House and Senate tax leaders are pursuing conflicting tracks on tax breaks and reform - making it less likely major tax legislation will get done before the election. Farm Bureau tax adviser Pat Wolff says both chambers know that they need to deal with expired tax breaks - including small business expensing for equipment - key for agriculture. But Wolff says the problem is the two bodies are on different tracks - starting with new Senate Finance Chair, Oregon's Ron Wyden.
WOLFF: The finance committee as said we're going to move to tax extenders next and we're hoping that will happen sometime soon, in the next month or so. The House on the other side under the leadership of Dave Camp, Chairman of the Ways and Means committee says, woah. We're going to talk about tax reform first and then talk about extenders.
Idaho's Senate Bill 1337 seems likely to pass but not without some protest. The bill is being called the "Ag-gag" bill and looks to ban the undercover shooting of video inside farming facilities.
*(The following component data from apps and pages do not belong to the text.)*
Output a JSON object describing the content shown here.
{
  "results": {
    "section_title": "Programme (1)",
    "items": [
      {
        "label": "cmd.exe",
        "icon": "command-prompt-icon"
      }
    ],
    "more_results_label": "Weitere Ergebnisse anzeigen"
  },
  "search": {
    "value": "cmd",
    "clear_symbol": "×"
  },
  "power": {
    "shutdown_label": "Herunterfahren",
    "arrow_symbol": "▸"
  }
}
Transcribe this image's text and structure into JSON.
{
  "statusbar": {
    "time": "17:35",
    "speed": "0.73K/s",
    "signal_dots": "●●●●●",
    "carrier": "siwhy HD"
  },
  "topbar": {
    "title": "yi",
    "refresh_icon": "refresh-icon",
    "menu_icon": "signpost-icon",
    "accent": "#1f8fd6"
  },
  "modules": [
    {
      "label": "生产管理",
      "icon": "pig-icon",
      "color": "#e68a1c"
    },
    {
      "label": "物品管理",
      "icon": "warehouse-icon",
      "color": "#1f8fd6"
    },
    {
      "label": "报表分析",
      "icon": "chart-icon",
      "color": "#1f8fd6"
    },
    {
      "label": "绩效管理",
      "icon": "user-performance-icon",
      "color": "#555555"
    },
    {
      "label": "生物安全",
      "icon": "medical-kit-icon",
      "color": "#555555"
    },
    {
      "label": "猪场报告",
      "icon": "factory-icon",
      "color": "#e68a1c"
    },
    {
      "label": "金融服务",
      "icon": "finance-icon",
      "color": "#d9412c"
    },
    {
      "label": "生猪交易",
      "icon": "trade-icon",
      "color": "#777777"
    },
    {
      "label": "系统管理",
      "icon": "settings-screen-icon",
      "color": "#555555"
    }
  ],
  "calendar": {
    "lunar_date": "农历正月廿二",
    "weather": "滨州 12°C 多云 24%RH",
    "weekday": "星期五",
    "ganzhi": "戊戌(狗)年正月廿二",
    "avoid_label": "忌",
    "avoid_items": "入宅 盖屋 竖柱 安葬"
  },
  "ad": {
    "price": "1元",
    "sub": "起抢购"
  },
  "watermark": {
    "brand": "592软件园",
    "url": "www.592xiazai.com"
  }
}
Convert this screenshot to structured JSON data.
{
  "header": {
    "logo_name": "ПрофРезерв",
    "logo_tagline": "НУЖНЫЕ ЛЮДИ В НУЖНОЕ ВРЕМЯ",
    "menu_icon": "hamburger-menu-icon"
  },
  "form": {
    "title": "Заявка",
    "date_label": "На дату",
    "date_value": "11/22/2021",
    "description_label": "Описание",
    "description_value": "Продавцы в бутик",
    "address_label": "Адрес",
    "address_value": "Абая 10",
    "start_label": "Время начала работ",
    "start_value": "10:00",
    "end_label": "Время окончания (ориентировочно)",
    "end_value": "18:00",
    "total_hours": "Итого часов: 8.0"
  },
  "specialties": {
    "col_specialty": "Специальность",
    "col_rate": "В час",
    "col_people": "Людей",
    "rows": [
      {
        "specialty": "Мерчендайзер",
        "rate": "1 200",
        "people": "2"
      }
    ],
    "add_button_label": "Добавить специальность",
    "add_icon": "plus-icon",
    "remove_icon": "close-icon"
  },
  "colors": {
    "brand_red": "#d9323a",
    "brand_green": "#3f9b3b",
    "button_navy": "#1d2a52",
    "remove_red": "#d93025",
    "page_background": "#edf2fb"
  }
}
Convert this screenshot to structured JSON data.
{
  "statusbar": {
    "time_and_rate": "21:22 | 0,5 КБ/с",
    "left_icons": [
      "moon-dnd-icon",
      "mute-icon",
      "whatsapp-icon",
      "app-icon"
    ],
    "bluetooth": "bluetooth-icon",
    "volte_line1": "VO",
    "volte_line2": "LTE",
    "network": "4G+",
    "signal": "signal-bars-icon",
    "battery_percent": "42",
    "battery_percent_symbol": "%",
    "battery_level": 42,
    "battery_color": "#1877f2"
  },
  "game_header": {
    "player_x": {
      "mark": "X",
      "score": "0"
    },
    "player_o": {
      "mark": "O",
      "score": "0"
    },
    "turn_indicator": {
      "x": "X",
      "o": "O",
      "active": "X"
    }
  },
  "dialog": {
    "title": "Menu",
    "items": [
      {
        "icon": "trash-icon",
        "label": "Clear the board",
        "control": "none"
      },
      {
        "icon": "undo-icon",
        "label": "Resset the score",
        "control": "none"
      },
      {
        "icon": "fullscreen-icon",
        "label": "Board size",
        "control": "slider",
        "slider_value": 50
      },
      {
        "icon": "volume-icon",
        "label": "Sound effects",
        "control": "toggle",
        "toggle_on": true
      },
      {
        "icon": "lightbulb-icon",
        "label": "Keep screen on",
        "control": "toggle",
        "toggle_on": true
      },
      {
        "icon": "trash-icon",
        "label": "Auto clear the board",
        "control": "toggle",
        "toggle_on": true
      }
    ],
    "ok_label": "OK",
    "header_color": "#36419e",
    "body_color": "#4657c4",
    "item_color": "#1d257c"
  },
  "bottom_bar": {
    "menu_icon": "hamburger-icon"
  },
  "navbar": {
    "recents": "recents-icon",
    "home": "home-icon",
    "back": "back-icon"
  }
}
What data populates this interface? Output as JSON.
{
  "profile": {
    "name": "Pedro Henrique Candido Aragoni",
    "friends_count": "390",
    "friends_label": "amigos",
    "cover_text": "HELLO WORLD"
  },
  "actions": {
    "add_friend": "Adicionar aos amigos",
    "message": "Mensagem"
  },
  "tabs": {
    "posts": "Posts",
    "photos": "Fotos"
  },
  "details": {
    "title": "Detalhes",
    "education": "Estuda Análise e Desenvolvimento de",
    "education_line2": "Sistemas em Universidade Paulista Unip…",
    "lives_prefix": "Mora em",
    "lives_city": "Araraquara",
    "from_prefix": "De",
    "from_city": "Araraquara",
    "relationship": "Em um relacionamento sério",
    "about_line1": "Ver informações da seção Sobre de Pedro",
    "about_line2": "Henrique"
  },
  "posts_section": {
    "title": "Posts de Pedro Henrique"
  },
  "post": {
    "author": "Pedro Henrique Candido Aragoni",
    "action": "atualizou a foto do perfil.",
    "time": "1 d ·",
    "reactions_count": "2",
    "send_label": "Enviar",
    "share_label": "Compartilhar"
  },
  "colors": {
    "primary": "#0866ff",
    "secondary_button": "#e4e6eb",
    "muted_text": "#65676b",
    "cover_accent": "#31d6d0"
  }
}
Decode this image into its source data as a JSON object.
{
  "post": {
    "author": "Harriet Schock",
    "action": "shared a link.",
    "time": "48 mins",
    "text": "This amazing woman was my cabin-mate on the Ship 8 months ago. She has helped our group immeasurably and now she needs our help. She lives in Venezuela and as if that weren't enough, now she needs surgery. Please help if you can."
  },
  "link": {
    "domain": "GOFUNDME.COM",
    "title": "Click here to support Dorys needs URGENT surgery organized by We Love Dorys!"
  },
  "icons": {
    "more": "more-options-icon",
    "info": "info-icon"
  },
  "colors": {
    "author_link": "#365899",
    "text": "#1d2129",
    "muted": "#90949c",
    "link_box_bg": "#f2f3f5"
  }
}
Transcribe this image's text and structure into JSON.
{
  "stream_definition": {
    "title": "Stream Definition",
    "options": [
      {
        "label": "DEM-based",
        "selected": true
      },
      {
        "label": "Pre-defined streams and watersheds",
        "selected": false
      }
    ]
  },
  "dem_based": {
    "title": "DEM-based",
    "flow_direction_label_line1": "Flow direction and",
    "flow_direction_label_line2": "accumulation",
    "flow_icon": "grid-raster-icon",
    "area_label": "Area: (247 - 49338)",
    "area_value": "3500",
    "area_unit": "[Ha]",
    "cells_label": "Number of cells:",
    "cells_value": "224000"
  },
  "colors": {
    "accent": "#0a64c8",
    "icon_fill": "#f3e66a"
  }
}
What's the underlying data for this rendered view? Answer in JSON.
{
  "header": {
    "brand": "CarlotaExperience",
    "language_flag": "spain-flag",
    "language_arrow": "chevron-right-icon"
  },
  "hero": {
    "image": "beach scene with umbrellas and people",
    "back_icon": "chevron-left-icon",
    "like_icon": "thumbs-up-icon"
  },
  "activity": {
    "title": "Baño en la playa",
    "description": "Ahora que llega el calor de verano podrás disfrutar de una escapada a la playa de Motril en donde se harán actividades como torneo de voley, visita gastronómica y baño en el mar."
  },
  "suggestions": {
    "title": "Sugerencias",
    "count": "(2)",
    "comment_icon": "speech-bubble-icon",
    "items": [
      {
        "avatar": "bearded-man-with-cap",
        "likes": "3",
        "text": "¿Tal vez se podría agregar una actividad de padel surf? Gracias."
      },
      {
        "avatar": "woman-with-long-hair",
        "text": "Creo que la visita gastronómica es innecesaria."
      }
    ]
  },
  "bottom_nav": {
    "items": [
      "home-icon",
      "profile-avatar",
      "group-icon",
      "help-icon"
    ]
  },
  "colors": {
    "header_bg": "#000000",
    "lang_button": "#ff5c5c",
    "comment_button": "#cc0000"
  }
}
Sen. Jim Patrick from Twin Falls says the bill was designed to protect Idaho farmers against several things including trespassing, theft, wrongful employment. A vote in the House should come this week.
Now with today's Food Forethought, here's Lacy Gray.
Let's hope that the milk industry's new ad campaign is better received than Geico's change to talking pictures. The fact that they make a person miss a talking gecko says it all. The new milk ads that rolled out this week have dumped the "got milk?", one of the most well known and quoted, and yes, purposefully mis-quoted tag lines over the last two decades. The new ads now feature the tagline "Milk Life", and show regular people instead of celebrities enjoying the energy boost they get from drinking protein rich milk. Milk industry representatives say that the $50 million dollar marketing effort was prompted by sluggish sales. Funny thing, one of the most persuasive things for me has always been to see ice cold milk being poured from a bottle into a glass, and yes milk used to come in bottles. Our family used to watch the Nero Wolfe Mystery television series with Timothy Hutton, and every time Timothy's character "Archie" poured himself a tall glass of milk you'd find all of us racing to the refrigerator to get ourself some milk. So, the simpler, the better, but I hope the new ads work out well for them.
Thanks Lacy. That's today's Northwest Report. I'm Greg Martin on the Ag Information Network.